nep-ino New Economics Papers
on Innovation
Issue of 2022‒05‒09
four papers chosen by
Uwe Cantner
University of Jena

  1. Patent disputes as emerging barriers to technology entry? Empirical evidence from patent opposition By Arianna Martinelli; Julia Mazzei; Daniele Moschella
  2. Technology and jobs: A systematic literature review By Kerstin H\"otte; Melline Somers; Angelos Theodorakopoulos
  3. Exploring Artificial Intelligence as a General Purpose Technology with Patent Data -- A Systematic Comparison of Four Classification Approaches By Kerstin H\"otte; Taheya Tarannum; Vilhelm Verendel; Lauren Bennett
  4. Investments in R&D and Production Capacity with Uncertain Breakthrough Time : Private versus Social Incentives By Ketelaars, Martijn; Kort, Peter

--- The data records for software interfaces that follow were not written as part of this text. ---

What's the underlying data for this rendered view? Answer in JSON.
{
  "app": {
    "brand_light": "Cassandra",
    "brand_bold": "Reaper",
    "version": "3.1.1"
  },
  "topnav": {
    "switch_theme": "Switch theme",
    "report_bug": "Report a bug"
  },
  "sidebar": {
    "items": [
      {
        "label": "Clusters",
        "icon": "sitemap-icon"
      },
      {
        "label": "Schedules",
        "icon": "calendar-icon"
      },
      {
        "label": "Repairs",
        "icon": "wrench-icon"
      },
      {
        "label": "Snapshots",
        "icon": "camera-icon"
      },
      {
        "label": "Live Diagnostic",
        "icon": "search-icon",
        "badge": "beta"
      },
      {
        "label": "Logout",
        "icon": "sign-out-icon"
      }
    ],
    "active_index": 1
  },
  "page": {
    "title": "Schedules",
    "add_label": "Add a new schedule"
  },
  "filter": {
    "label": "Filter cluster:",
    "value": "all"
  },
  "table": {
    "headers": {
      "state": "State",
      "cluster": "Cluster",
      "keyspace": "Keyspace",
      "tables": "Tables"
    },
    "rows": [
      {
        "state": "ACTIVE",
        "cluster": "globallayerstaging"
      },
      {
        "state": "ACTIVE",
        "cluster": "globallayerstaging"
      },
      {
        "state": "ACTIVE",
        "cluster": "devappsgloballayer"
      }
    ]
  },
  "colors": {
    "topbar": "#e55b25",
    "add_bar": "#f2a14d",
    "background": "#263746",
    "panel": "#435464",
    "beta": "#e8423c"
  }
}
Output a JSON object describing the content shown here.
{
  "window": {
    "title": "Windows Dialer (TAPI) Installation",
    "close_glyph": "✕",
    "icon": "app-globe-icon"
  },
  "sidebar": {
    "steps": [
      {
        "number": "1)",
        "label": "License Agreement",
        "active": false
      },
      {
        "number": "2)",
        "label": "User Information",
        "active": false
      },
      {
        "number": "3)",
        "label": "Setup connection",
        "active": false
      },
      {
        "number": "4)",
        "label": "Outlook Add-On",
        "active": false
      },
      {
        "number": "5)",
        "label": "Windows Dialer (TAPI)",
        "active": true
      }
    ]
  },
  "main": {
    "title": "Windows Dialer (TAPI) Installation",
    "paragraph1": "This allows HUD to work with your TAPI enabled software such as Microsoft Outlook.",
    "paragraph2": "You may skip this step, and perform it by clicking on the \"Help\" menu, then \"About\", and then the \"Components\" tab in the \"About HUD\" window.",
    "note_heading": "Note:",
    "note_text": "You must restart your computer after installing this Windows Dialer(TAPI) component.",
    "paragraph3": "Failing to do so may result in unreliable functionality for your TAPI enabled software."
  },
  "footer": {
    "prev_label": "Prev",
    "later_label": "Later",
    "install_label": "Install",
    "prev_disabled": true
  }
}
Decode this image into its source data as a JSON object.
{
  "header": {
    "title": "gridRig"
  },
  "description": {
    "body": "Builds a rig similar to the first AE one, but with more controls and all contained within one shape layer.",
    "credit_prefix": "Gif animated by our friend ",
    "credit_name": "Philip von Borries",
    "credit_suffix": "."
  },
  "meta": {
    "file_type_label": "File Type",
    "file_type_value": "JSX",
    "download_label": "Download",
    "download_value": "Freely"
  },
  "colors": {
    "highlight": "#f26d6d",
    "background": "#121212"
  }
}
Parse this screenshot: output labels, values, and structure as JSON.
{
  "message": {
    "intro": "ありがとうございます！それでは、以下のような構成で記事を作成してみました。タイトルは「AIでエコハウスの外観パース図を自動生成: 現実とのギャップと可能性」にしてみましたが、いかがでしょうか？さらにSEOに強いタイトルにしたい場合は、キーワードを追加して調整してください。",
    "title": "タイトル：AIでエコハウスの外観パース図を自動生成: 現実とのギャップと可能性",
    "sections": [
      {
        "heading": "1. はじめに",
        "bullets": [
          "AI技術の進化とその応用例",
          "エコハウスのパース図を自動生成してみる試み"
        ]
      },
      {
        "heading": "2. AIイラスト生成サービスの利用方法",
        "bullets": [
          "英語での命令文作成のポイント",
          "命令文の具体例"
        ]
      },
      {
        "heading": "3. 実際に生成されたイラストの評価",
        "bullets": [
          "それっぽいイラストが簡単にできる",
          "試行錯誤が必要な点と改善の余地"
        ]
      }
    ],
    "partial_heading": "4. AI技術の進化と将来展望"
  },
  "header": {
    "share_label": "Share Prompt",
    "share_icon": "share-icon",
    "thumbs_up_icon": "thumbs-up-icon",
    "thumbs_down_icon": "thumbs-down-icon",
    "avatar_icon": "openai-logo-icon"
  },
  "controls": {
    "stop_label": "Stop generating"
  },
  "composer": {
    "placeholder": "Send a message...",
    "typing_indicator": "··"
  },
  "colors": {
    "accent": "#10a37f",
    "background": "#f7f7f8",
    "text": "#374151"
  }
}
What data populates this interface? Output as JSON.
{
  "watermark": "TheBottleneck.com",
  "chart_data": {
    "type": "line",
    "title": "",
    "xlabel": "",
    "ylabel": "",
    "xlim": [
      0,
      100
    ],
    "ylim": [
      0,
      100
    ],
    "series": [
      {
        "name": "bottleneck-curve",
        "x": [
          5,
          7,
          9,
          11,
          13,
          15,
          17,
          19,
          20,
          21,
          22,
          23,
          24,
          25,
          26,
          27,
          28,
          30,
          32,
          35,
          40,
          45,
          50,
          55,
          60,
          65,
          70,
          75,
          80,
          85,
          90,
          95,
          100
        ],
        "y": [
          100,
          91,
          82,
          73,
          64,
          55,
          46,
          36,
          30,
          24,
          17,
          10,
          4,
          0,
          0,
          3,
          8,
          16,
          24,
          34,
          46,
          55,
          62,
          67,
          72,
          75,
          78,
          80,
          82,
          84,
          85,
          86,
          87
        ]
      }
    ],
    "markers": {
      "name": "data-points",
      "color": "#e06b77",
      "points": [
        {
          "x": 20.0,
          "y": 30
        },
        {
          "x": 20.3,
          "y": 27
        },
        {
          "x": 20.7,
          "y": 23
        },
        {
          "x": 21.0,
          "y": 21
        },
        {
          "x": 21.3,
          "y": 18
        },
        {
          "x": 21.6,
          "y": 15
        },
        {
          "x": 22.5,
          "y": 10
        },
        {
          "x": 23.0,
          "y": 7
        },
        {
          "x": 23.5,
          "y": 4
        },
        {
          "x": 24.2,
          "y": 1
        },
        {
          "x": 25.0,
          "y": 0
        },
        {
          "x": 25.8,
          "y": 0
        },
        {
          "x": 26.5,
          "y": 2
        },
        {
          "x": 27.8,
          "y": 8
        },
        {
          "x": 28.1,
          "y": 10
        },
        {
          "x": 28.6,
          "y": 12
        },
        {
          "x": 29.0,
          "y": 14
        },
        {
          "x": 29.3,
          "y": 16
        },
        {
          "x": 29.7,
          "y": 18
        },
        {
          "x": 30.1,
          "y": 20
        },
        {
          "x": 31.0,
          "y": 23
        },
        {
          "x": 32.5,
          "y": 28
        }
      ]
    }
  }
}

  1. By: Arianna Martinelli; Julia Mazzei; Daniele Moschella
    Abstract: The recent surge of patent disputes plays an important role in discouraging firms from entering new technology domains (TDs). Using a large-scale dataset combining data from the EPO-PATSTAT database and ORBIS-IP and containing patents applied at EPO between 2000 and 2015, we construct a new measure of litigiousness using patent opposition data. We find that the degree of litigiousness and the density of patent thickets negatively affect the likelihood of firms entering new TDs. Across technologies, the frequency of oppositions discourages firms mostly in high-tech industries. Across firms, the risk of opposition falls disproportionately on small rather than large firms. Finally, for large firms, we observe a sort of learning-by-being-opposed effect. This evidence suggests that litigiousness and hold-up potential discourage firms from entering new TDs, shaping Schumpeterian patterns of innovation characterized by a stable number of large-established firms and a lower degree of turbulence.
    Keywords: Patent opposition; Technological entry; Innovation Strategies.
    Date: 2022–05–02
  2. By: Kerstin H\"otte; Melline Somers; Angelos Theodorakopoulos
    Abstract: Does technological change destroy or create jobs? New technologies may replace human workers, but can simultaneously create jobs if workers are needed to use these technologies or if new economic activities emerge. Furthermore, technology-driven productivity growth may increase disposable income, stimulating a demand-induced expansion of employment. To synthesize the existing knowledge on this question, we systematically review the empirical literature on the past four decades of technological change and its impact on employment, distinguishing between five broad technology categories (ICT, Robots, Innovation, TFP-style, Other). Overall, we find across studies that the labor-displacing effect of technology appears to be more than offset by compensating mechanisms that create or reinstate labor. This holds for most types of technology, suggesting that previous anxieties over widespread technology-driven unemployment lack an empirical base, at least so far. Nevertheless, low-skill, production, and manufacturing workers have been adversely affected by technological change, and effective up- and reskilling strategies should remain at the forefront of policy making along with targeted social support systems.
    Date: 2022–04
  3. By: Kerstin H\"otte; Taheya Tarannum; Vilhelm Verendel; Lauren Bennett
    Abstract: Artificial Intelligence (AI) is often defined as the next general purpose technology (GPT) with profound economic and societal consequences. We examine how strongly four patent AI classification methods reproduce the GPT-like features of (1) intrinsic growth, (2) generality, and (3) innovation complementarities. Studying US patents from 1990-2019, we find that the four methods (keywords, scientific citations, WIPO, and USPTO approach) vary in classifying between 3-17% of all patents as AI. The keyword-based approach demonstrates the strongest intrinsic growth and generality despite identifying the smallest set of AI patents. The WIPO and science approaches generate each GPT characteristic less strikingly, whilst the USPTO set with the largest number of patents produces the weakest features. The lack of overlap and heterogeneity between all four approaches emphasises that the evaluation of AI innovation policies may be sensitive to the choice of classification method.
    Date: 2022–04
  4. By: Ketelaars, Martijn (Tilburg University, Center For Economic Research); Kort, Peter (Tilburg University, Center For Economic Research)
    Keywords: research and development; welfare; Innovation; Subsidies; monopolist; government
    Date: 2022

This nep-ino issue is ©2022 by Uwe Cantner. It is provided as is without any express or implied warranty. It may be freely redistributed in whole or in part for any purpose. If distributed in part, please include this notice.
General information on the NEP project can be found at For comments please write to the director of NEP, Marco Novarese at <>. Put “NEP” in the subject, otherwise your mail may be rejected.
NEP’s infrastructure is sponsored by the School of Economics and Finance of Massey University in New Zealand.